For example, there’s a limited number of sedentary jobs within its retail environment, but that doesn’t mean stores shouldn’t try to make small changes to help employees who have trouble standing for long periods for various reasons, she said. Simply putting that person on cashier duty and providing them with a stool is one solution, but there’s still tension surrounding the idea. ”There’s a bit of a stigma around . . . that it’s bad customer service to have a stool at cash. So we’re trying to get people to understand that it’s really important to get people back to work and someone could be very productive if we’re able to help them with this one thing.”
Other return-to-work scenarios can be even more complex. During the roundtable, Rosemary Hatnay, director of pensions and benefits at Scotiabank, spoke about the organization’s robust process of support for employees considering gender reassignment surgery. For one team member who did make the transition, the bank guided and supported her colleagues to help make the process as smooth as possible.
“The team received a lot of sensitivity training and counselling on what to expect . . . right down to the systems to make sure the right pronouns were used, your pension statement, your benefit card, everything had to reflect the change,” said Hatnay. “And it was a full team — including employee relations as well — effort to support this one employee.”
One employee’s positive experience can serve as an example to others who may be concerned about the ramifications of discussing such a personal journey in the workplace, said Hatnay. “If everyone else sees how well it was handled, this can have a ripple effect of people feeling more supported,” added Paula Allen, vice-president of research and integrative solutions at Morneau Shepell Ltd.
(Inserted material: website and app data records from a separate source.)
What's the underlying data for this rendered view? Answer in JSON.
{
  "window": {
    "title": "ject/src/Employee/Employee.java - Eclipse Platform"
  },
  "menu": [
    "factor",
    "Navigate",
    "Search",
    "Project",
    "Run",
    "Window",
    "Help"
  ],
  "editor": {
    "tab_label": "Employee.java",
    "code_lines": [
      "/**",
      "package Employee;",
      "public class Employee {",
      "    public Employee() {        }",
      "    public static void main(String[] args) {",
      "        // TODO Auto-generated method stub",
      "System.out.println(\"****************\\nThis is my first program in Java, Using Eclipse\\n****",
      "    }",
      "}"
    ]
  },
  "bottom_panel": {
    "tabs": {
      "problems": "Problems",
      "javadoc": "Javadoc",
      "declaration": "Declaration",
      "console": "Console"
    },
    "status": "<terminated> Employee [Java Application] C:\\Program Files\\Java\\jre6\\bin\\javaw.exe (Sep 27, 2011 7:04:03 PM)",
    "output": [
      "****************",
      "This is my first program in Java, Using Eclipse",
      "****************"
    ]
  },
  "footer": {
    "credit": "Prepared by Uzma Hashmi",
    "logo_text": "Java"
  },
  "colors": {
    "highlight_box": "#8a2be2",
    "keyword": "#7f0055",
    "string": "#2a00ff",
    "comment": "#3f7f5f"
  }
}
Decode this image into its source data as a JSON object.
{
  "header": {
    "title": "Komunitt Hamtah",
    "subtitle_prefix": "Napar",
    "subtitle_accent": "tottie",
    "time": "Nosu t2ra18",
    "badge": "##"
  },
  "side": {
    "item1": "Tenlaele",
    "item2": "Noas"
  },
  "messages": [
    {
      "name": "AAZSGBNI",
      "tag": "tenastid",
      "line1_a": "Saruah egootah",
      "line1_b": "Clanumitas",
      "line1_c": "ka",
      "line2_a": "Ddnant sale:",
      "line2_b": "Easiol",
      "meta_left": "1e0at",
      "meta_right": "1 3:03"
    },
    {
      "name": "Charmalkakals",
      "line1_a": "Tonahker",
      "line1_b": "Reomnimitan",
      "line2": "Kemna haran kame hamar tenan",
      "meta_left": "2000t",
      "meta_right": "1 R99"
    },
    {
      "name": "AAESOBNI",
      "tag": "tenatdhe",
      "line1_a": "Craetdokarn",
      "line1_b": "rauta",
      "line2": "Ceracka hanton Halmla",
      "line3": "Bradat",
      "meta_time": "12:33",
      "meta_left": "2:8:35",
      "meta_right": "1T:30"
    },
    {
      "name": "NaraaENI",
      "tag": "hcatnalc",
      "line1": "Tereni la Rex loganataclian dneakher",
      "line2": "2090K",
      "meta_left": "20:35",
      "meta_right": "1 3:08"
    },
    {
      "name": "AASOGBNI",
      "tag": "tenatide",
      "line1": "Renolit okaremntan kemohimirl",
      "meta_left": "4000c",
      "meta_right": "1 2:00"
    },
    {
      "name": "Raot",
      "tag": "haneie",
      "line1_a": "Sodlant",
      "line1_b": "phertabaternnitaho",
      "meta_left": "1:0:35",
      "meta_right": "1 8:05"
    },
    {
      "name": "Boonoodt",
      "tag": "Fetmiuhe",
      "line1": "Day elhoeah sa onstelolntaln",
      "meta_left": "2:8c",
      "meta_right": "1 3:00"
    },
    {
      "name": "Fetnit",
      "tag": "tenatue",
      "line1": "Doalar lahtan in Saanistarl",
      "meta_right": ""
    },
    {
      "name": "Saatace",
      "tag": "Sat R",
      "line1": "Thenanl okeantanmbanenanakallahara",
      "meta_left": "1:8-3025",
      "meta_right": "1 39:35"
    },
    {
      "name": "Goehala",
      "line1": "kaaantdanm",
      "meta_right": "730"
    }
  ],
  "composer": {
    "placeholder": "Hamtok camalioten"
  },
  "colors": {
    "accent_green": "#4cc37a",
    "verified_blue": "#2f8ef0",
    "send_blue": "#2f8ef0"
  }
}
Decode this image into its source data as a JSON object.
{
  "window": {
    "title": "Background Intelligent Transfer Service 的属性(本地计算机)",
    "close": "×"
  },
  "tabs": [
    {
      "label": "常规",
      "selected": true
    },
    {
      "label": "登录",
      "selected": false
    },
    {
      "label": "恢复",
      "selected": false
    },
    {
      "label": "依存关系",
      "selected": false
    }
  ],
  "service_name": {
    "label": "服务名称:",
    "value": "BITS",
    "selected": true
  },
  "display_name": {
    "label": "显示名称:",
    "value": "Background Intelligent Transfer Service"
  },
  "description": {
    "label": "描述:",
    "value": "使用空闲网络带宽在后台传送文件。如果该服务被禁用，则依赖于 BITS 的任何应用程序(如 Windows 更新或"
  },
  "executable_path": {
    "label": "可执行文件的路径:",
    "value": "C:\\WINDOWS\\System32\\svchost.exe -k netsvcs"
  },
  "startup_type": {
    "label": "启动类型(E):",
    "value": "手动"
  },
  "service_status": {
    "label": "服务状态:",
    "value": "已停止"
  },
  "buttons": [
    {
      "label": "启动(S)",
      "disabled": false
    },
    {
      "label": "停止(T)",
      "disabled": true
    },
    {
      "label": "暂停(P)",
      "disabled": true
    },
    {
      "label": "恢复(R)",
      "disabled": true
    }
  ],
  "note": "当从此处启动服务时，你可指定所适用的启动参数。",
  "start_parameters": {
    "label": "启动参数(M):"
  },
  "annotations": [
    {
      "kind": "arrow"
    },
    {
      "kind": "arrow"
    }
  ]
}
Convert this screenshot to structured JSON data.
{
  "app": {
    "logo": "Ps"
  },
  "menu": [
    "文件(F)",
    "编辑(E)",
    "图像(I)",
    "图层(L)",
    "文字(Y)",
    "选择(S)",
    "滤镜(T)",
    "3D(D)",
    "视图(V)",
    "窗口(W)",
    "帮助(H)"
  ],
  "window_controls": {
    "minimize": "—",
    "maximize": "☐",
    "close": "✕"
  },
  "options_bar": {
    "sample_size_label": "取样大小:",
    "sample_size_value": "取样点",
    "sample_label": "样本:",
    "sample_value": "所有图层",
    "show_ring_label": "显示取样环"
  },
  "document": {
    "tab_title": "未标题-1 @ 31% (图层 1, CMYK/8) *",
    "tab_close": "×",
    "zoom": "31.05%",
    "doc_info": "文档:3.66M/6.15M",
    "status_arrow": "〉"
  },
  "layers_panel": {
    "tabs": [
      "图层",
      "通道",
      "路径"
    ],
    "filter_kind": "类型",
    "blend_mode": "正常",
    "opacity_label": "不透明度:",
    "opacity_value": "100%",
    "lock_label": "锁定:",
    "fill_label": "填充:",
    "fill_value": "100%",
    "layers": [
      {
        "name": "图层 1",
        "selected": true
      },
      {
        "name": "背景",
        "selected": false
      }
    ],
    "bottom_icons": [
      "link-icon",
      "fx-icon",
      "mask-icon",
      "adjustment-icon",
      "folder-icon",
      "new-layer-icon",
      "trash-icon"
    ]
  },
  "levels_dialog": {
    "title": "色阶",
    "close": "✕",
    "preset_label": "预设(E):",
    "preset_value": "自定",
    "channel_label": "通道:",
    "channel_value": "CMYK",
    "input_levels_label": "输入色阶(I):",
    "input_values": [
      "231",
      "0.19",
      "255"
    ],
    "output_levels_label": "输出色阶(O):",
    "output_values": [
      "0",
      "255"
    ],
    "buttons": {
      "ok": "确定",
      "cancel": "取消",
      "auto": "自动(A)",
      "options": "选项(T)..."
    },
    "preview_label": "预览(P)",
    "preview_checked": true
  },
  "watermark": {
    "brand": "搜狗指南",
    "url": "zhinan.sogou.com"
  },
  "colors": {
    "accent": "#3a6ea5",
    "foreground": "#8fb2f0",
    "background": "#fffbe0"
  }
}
Financial well-being is also a major issue weighing on Canadians’ minds. That’s why the Colleges of Applied Arts and Technology pension plan is actively trying to expand its offerings to private sector and part-time workers who are losing access to defined benefit pensions. ”Our research shows that 95 per cent of Canadians want the features of DB, but no [chief financial officer] or [chief executive officer] in this environment would do that,” said Derek Dobson, chief executive officer of the CAAT. “We offer a risk-free product to CFOs and they love us so far.”
However, Martha Callum, senior director of total rewards at Coca-Cola Refreshments Canada, highlighted a different way employers can ensure employees have peace of mind about their retirement savings. The company recently went through a major restructuring of its pension plan, closing its defined benefit offering and moving employees from more than 30 different collective agreements all into the same defined contribution plan.
It was paramount to communicate the move so that employees would be able to transition smoothly and without confusion into the new option, Callum noted. “I had employees in DB and that was closed. I had DC employees with no employee contributions,” she said. Leveraging direct managers helped get the message out to employees and ensures that workers took action to enrol, she added.
Read more about all the winners of the 2018 Workplace Benefits Awards on Benefitscanada.com and in Benefits Canada‘s upcoming December issue.